---- Records provided

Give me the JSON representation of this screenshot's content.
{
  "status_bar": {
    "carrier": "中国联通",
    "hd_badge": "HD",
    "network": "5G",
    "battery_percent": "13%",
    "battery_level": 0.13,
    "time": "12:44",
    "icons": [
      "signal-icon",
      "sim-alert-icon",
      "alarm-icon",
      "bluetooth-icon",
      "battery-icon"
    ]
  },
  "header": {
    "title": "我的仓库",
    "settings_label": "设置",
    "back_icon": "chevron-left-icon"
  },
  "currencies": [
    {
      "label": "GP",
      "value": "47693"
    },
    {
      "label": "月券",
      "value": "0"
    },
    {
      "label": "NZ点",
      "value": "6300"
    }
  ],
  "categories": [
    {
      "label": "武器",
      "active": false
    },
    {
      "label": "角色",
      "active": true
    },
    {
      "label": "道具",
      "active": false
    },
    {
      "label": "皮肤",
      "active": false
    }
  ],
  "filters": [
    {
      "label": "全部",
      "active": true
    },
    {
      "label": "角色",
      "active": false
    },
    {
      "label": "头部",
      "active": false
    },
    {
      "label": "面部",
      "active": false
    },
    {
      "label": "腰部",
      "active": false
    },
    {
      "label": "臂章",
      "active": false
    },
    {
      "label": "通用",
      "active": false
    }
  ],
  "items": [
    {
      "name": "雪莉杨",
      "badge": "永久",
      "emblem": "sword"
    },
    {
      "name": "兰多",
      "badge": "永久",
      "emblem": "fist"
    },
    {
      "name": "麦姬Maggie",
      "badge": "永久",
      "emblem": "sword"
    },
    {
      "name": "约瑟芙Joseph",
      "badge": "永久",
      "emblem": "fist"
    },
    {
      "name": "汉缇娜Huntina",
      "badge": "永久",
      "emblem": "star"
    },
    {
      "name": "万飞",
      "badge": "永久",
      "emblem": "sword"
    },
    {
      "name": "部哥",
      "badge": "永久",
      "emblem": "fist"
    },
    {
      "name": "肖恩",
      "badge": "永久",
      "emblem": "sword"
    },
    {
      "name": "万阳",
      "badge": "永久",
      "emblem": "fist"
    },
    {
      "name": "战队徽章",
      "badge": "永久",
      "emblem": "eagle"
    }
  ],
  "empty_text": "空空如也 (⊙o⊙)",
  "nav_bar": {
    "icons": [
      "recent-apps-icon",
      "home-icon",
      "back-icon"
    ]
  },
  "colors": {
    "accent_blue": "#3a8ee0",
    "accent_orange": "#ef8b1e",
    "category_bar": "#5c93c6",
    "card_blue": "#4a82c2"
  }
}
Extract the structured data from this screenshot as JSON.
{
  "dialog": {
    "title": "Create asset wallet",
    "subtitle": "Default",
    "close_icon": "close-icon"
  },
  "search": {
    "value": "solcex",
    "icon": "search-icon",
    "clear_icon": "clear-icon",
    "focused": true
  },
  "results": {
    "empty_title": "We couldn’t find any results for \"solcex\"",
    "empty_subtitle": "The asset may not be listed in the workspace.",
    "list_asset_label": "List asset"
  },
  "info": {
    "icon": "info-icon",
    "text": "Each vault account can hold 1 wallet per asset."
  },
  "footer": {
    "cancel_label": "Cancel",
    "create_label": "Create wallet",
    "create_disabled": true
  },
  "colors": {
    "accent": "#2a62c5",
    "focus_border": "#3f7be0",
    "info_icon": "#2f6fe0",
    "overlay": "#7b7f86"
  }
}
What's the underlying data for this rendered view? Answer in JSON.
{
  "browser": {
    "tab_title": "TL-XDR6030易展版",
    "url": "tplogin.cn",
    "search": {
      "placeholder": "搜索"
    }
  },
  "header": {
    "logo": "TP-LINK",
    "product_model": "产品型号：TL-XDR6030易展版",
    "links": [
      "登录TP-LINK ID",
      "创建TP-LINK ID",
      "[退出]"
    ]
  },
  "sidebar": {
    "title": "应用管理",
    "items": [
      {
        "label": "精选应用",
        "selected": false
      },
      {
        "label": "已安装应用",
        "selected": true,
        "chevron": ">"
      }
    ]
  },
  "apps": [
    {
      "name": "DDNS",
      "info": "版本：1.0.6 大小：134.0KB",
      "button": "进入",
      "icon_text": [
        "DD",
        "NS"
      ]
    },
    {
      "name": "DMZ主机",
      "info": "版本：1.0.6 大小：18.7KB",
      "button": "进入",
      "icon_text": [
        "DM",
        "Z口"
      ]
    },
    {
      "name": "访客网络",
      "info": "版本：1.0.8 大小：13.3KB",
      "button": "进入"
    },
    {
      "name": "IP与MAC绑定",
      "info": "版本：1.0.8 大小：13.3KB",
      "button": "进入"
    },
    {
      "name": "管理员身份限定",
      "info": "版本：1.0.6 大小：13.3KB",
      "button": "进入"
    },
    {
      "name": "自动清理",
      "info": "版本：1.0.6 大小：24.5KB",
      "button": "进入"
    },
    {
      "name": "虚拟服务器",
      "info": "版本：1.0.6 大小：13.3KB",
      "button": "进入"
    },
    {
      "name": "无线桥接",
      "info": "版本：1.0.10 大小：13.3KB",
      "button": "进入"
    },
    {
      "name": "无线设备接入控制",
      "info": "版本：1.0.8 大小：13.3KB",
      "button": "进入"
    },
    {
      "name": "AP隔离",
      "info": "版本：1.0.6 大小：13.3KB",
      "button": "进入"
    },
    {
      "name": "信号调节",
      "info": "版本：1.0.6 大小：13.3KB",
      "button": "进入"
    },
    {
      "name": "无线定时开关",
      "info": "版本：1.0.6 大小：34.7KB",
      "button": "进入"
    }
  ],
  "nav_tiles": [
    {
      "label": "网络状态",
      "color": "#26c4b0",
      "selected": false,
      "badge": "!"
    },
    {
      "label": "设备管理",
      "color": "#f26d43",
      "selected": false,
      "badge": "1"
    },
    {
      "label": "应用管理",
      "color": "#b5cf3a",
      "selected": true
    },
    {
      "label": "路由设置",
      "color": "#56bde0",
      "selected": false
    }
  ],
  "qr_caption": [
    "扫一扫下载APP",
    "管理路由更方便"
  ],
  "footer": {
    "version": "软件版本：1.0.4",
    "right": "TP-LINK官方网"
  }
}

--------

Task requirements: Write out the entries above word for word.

Solution:
Give me the JSON representation of this screenshot's content.
{
  "status_bar": {
    "carrier": "中国联通",
    "hd_badge": "HD",
    "network": "5G",
    "battery_percent": "13%",
    "battery_level": 0.13,
    "time": "12:44",
    "icons": [
      "signal-icon",
      "sim-alert-icon",
      "alarm-icon",
      "bluetooth-icon",
      "battery-icon"
    ]
  },
  "header": {
    "title": "我的仓库",
    "settings_label": "设置",
    "back_icon": "chevron-left-icon"
  },
  "currencies": [
    {
      "label": "GP",
      "value": "47693"
    },
    {
      "label": "月券",
      "value": "0"
    },
    {
      "label": "NZ点",
      "value": "6300"
    }
  ],
  "categories": [
    {
      "label": "武器",
      "active": false
    },
    {
      "label": "角色",
      "active": true
    },
    {
      "label": "道具",
      "active": false
    },
    {
      "label": "皮肤",
      "active": false
    }
  ],
  "filters": [
    {
      "label": "全部",
      "active": true
    },
    {
      "label": "角色",
      "active": false
    },
    {
      "label": "头部",
      "active": false
    },
    {
      "label": "面部",
      "active": false
    },
    {
      "label": "腰部",
      "active": false
    },
    {
      "label": "臂章",
      "active": false
    },
    {
      "label": "通用",
      "active": false
    }
  ],
  "items": [
    {
      "name": "雪莉杨",
      "badge": "永久",
      "emblem": "sword"
    },
    {
      "name": "兰多",
      "badge": "永久",
      "emblem": "fist"
    },
    {
      "name": "麦姬Maggie",
      "badge": "永久",
      "emblem": "sword"
    },
    {
      "name": "约瑟芙Joseph",
      "badge": "永久",
      "emblem": "fist"
    },
    {
      "name": "汉缇娜Huntina",
      "badge": "永久",
      "emblem": "star"
    },
    {
      "name": "万飞",
      "badge": "永久",
      "emblem": "sword"
    },
    {
      "name": "部哥",
      "badge": "永久",
      "emblem": "fist"
    },
    {
      "name": "肖恩",
      "badge": "永久",
      "emblem": "sword"
    },
    {
      "name": "万阳",
      "badge": "永久",
      "emblem": "fist"
    },
    {
      "name": "战队徽章",
      "badge": "永久",
      "emblem": "eagle"
    }
  ],
  "empty_text": "空空如也 (⊙o⊙)",
  "nav_bar": {
    "icons": [
      "recent-apps-icon",
      "home-icon",
      "back-icon"
    ]
  },
  "colors": {
    "accent_blue": "#3a8ee0",
    "accent_orange": "#ef8b1e",
    "category_bar": "#5c93c6",
    "card_blue": "#4a82c2"
  }
}
Extract the structured data from this screenshot as JSON.
{
  "dialog": {
    "title": "Create asset wallet",
    "subtitle": "Default",
    "close_icon": "close-icon"
  },
  "search": {
    "value": "solcex",
    "icon": "search-icon",
    "clear_icon": "clear-icon",
    "focused": true
  },
  "results": {
    "empty_title": "We couldn’t find any results for \"solcex\"",
    "empty_subtitle": "The asset may not be listed in the workspace.",
    "list_asset_label": "List asset"
  },
  "info": {
    "icon": "info-icon",
    "text": "Each vault account can hold 1 wallet per asset."
  },
  "footer": {
    "cancel_label": "Cancel",
    "create_label": "Create wallet",
    "create_disabled": true
  },
  "colors": {
    "accent": "#2a62c5",
    "focus_border": "#3f7be0",
    "info_icon": "#2f6fe0",
    "overlay": "#7b7f86"
  }
}
What's the underlying data for this rendered view? Answer in JSON.
{
  "browser": {
    "tab_title": "TL-XDR6030易展版",
    "url": "tplogin.cn",
    "search": {
      "placeholder": "搜索"
    }
  },
  "header": {
    "logo": "TP-LINK",
    "product_model": "产品型号：TL-XDR6030易展版",
    "links": [
      "登录TP-LINK ID",
      "创建TP-LINK ID",
      "[退出]"
    ]
  },
  "sidebar": {
    "title": "应用管理",
    "items": [
      {
        "label": "精选应用",
        "selected": false
      },
      {
        "label": "已安装应用",
        "selected": true,
        "chevron": ">"
      }
    ]
  },
  "apps": [
    {
      "name": "DDNS",
      "info": "版本：1.0.6 大小：134.0KB",
      "button": "进入",
      "icon_text": [
        "DD",
        "NS"
      ]
    },
    {
      "name": "DMZ主机",
      "info": "版本：1.0.6 大小：18.7KB",
      "button": "进入",
      "icon_text": [
        "DM",
        "Z口"
      ]
    },
    {
      "name": "访客网络",
      "info": "版本：1.0.8 大小：13.3KB",
      "button": "进入"
    },
    {
      "name": "IP与MAC绑定",
      "info": "版本：1.0.8 大小：13.3KB",
      "button": "进入"
    },
    {
      "name": "管理员身份限定",
      "info": "版本：1.0.6 大小：13.3KB",
      "button": "进入"
    },
    {
      "name": "自动清理",
      "info": "版本：1.0.6 大小：24.5KB",
      "button": "进入"
    },
    {
      "name": "虚拟服务器",
      "info": "版本：1.0.6 大小：13.3KB",
      "button": "进入"
    },
    {
      "name": "无线桥接",
      "info": "版本：1.0.10 大小：13.3KB",
      "button": "进入"
    },
    {
      "name": "无线设备接入控制",
      "info": "版本：1.0.8 大小：13.3KB",
      "button": "进入"
    },
    {
      "name": "AP隔离",
      "info": "版本：1.0.6 大小：13.3KB",
      "button": "进入"
    },
    {
      "name": "信号调节",
      "info": "版本：1.0.6 大小：13.3KB",
      "button": "进入"
    },
    {
      "name": "无线定时开关",
      "info": "版本：1.0.6 大小：34.7KB",
      "button": "进入"
    }
  ],
  "nav_tiles": [
    {
      "label": "网络状态",
      "color": "#26c4b0",
      "selected": false,
      "badge": "!"
    },
    {
      "label": "设备管理",
      "color": "#f26d43",
      "selected": false,
      "badge": "1"
    },
    {
      "label": "应用管理",
      "color": "#b5cf3a",
      "selected": true
    },
    {
      "label": "路由设置",
      "color": "#56bde0",
      "selected": false
    }
  ],
  "qr_caption": [
    "扫一扫下载APP",
    "管理路由更方便"
  ],
  "footer": {
    "version": "软件版本：1.0.4",
    "right": "TP-LINK官方网"
  }
}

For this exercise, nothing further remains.